Amidst the edge of your seat, anything goes careening action and adventure, the most surprising and pleasing aspect of Guardians is how richly realized the main characters are. All of the Guardians are broken people (er, and a raccoon, and uh... a Groot...), each nursing trauma, guilt, or regret like raw, open wounds. Certainly nothing can prepare you for the sight of a talking raccoon crying and drunkenly forlorn over existentialism. Equally sweet and touching is the moment Drax pets the weeping Rocket, and Rocket's reaction to something that has never happened to him before. Drax mourns his family and craves vengeance. Gamora has a serious case of sibling rivalry and a profound urge to fight against the nefarious plans of Thanos and Ronan. Groot is as soulful and heroic as a bizarre plant thing that can only utter "I am Groot" can possibly be. Quill is hardly the space hero Luke Skywalker or even Han Solo are, but he is learning, and he wants to save the galaxy for the most logical of reasons: because he's one of the idiots who lives in the galaxy. The Guardians squabble and brawl with one another, but gradually learn to trust each other and see themselves as a misfit family, going even further than the Avengers did as a unit when they assembled to save the Earth.

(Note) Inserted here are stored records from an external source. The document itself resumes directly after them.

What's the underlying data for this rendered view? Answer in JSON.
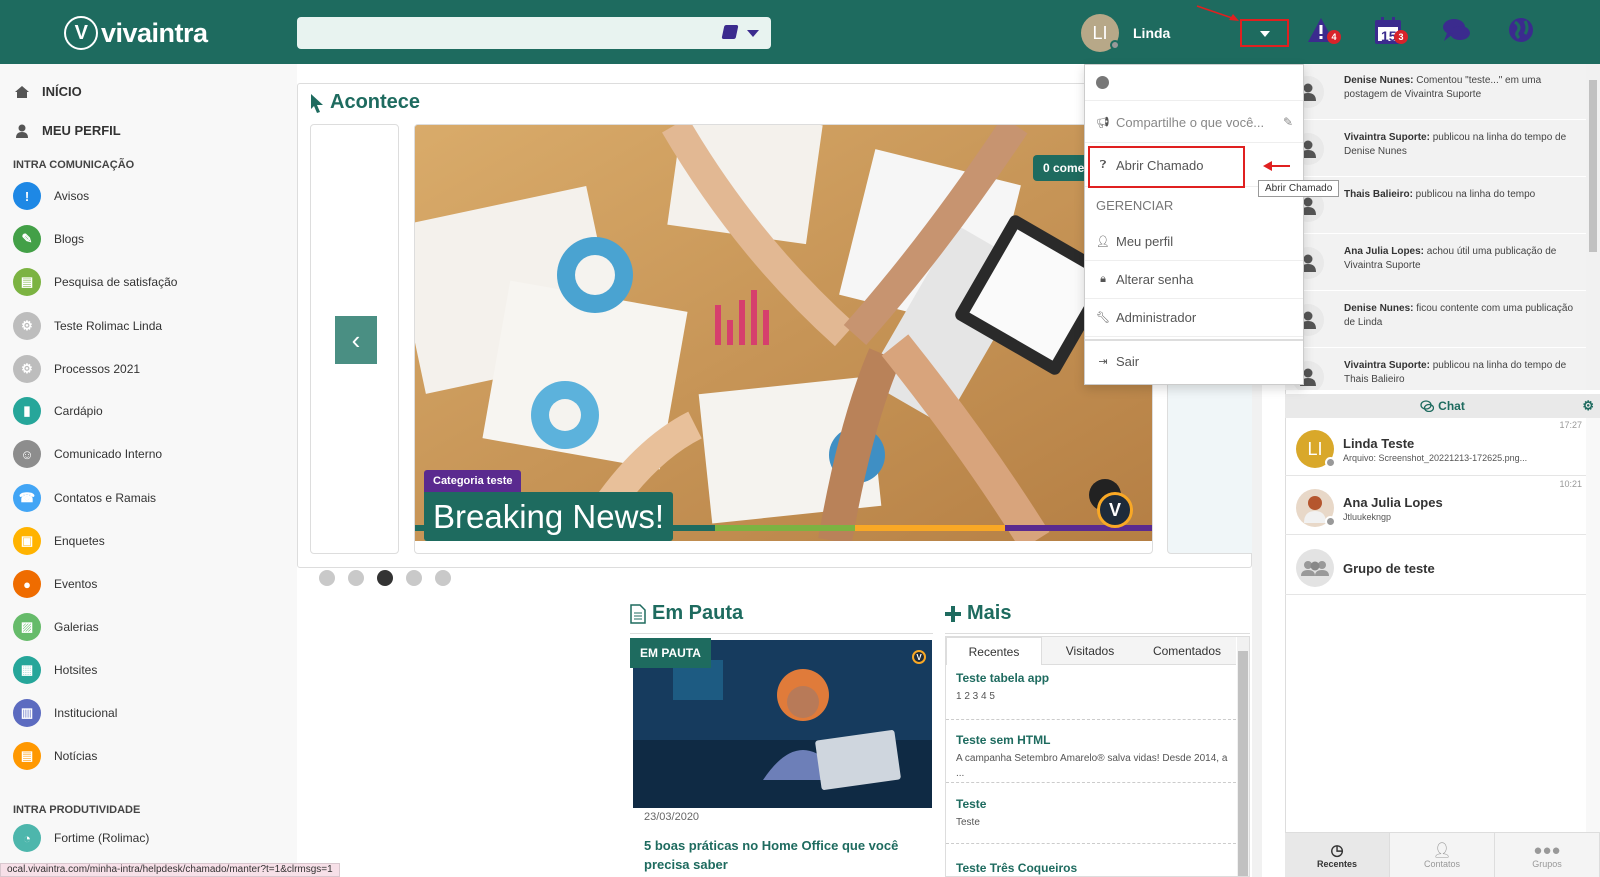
{
  "header": {
    "logo_text": "vivaintra",
    "user_initials": "LI",
    "user_name": "Linda",
    "alerts_badge": "4",
    "calendar_day": "15",
    "calendar_badge": "3"
  },
  "sidebar": {
    "nav": [
      {
        "label": "INÍCIO"
      },
      {
        "label": "MEU PERFIL"
      }
    ],
    "section_comunicacao": "INTRA COMUNICAÇÃO",
    "items": [
      {
        "label": "Avisos",
        "color": "#1e88e5",
        "glyph": "!"
      },
      {
        "label": "Blogs",
        "color": "#43a047",
        "glyph": "✎"
      },
      {
        "label": "Pesquisa de satisfação",
        "color": "#7cb342",
        "glyph": "▤"
      },
      {
        "label": "Teste Rolimac Linda",
        "color": "#bdbdbd",
        "glyph": "⚙"
      },
      {
        "label": "Processos 2021",
        "color": "#bdbdbd",
        "glyph": "⚙"
      },
      {
        "label": "Cardápio",
        "color": "#26a69a",
        "glyph": "▮"
      },
      {
        "label": "Comunicado Interno",
        "color": "#8d8d8d",
        "glyph": "☺"
      },
      {
        "label": "Contatos e Ramais",
        "color": "#42a5f5",
        "glyph": "☎"
      },
      {
        "label": "Enquetes",
        "color": "#ffb300",
        "glyph": "▣"
      },
      {
        "label": "Eventos",
        "color": "#ef6c00",
        "glyph": "●"
      },
      {
        "label": "Galerias",
        "color": "#66bb6a",
        "glyph": "▨"
      },
      {
        "label": "Hotsites",
        "color": "#26a69a",
        "glyph": "▦"
      },
      {
        "label": "Institucional",
        "color": "#5c6bc0",
        "glyph": "▥"
      },
      {
        "label": "Notícias",
        "color": "#ff9800",
        "glyph": "▤"
      }
    ],
    "section_produtividade": "INTRA PRODUTIVIDADE",
    "prod_items": [
      {
        "label": "Fortime (Rolimac)",
        "color": "#4db6ac",
        "glyph": "◔"
      }
    ]
  },
  "status_url": "ocal.vivaintra.com/minha-intra/helpdesk/chamado/manter?t=1&clrmsgs=1",
  "acontece": {
    "title": "Acontece",
    "comments_badge": "0 comer",
    "category": "Categoria teste",
    "headline": "Breaking News!",
    "dots_total": 5,
    "dot_active": 3
  },
  "em_pauta": {
    "title": "Em Pauta",
    "tag": "EM PAUTA",
    "date": "23/03/2020",
    "headline": "5 boas práticas no Home Office que você precisa saber"
  },
  "mais": {
    "title": "Mais",
    "tabs": [
      "Recentes",
      "Visitados",
      "Comentados"
    ],
    "active_tab": "Recentes",
    "items": [
      {
        "title": "Teste tabela app",
        "desc": "1 2 3 4 5"
      },
      {
        "title": "Teste sem HTML",
        "desc": "A campanha Setembro Amarelo® salva vidas! Desde 2014, a ..."
      },
      {
        "title": "Teste",
        "desc": "Teste"
      },
      {
        "title": "Teste Três Coqueiros",
        "desc": ""
      }
    ]
  },
  "dropdown": {
    "share_placeholder": "Compartilhe o que você...",
    "abrir_chamado": "Abrir Chamado",
    "section_gerenciar": "GERENCIAR",
    "meu_perfil": "Meu perfil",
    "alterar_senha": "Alterar senha",
    "administrador": "Administrador",
    "sair": "Sair",
    "tooltip": "Abrir Chamado"
  },
  "activity": [
    {
      "name": "Denise Nunes:",
      "text": " Comentou \"teste...\" em uma postagem de Vivaintra Suporte"
    },
    {
      "name": "Vivaintra Suporte:",
      "text": " publicou na linha do tempo de Denise Nunes"
    },
    {
      "name": "Thais Balieiro:",
      "text": " publicou na linha do tempo"
    },
    {
      "name": "Ana Julia Lopes:",
      "text": " achou útil uma publicação de Vivaintra Suporte"
    },
    {
      "name": "Denise Nunes:",
      "text": " ficou contente com uma publicação de Linda"
    },
    {
      "name": "Vivaintra Suporte:",
      "text": " publicou na linha do tempo de Thais Balieiro"
    }
  ],
  "chat": {
    "title": "Chat",
    "conversations": [
      {
        "initials": "LI",
        "name": "Linda Teste",
        "sub": "Arquivo: Screenshot_20221213-172625.png...",
        "time": "17:27"
      },
      {
        "initials": "",
        "name": "Ana Julia Lopes",
        "sub": "Jtluukekngp",
        "time": "10:21"
      },
      {
        "initials": "",
        "name": "Grupo de teste",
        "sub": "",
        "time": ""
      }
    ]
  },
  "bottom_tabs": [
    "Recentes",
    "Contatos",
    "Grupos"
  ]
}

Writer-director James Gunn plays every card in his deck like it's a trump: from the outrageously fitting 1970's soundtrack on cassette tapes so coveted by Star-Lord, to the running jokes of people incredulous at calling Quill "Star-Lord," Drax taking everything literally, and Rocket's claiming he needs various cybernetic appendages of random people amputated for his schemes, to every timely laugh gleaned from Groot saying his one line. Gunn propels the Guardians and the audience to the far-flung corners of the Marvel Universe. We visit the futuristic home world of the Nova Corps, the army of space police lead by Nova Prime (Glenn Close) and captained by Dey (John C. Reilly). We are awed at the sight of Knowhere, a mining colony and wretched hive of scum and villainy housed within the gigantic, hollowed out skull of a long-dead Celestial, one of the Marvel Universe's majestic space gods. We watch a seething, pouty Ronan plot to annihilate an entire world from his fearsome starship, and we pay a brief visit to Sanctuary, the asteroid base of Thanos, seated on his throne, biding his time until he finally takes center stage to threaten all of the Marvel Universe with the Infinity Gauntlet. We even find out whatever happened to that dog the Russians launched into space decades ago. (He doesn't talk like Rocket, or like a certain duck who lives in Knowhere does.)  

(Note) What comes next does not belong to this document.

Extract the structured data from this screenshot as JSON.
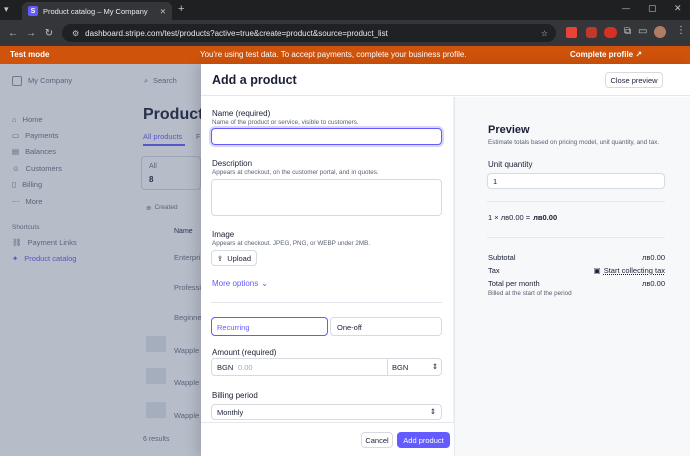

Guardians of the Galaxy is a spectacular triumph for Marvel, a crowd-pleasing, devil-may-care romp though the dangerous waters of Marvel outer space, full of traitors, tyrants, and that loveable talking tree. Five oddball characters borne from Marvel Comics most people have never heard of are now, delightfully, our beloved space heroes for the 21st century. The Guardians of the Galaxy are the bunch of assholes we want watching our backs as our friends and makeshift family. May they save the galaxy over and over in multiple sequels (and maybe in a team up with the Avengers - fingers crossed!) while rocking out to Star-Lord's awesome mix tapes.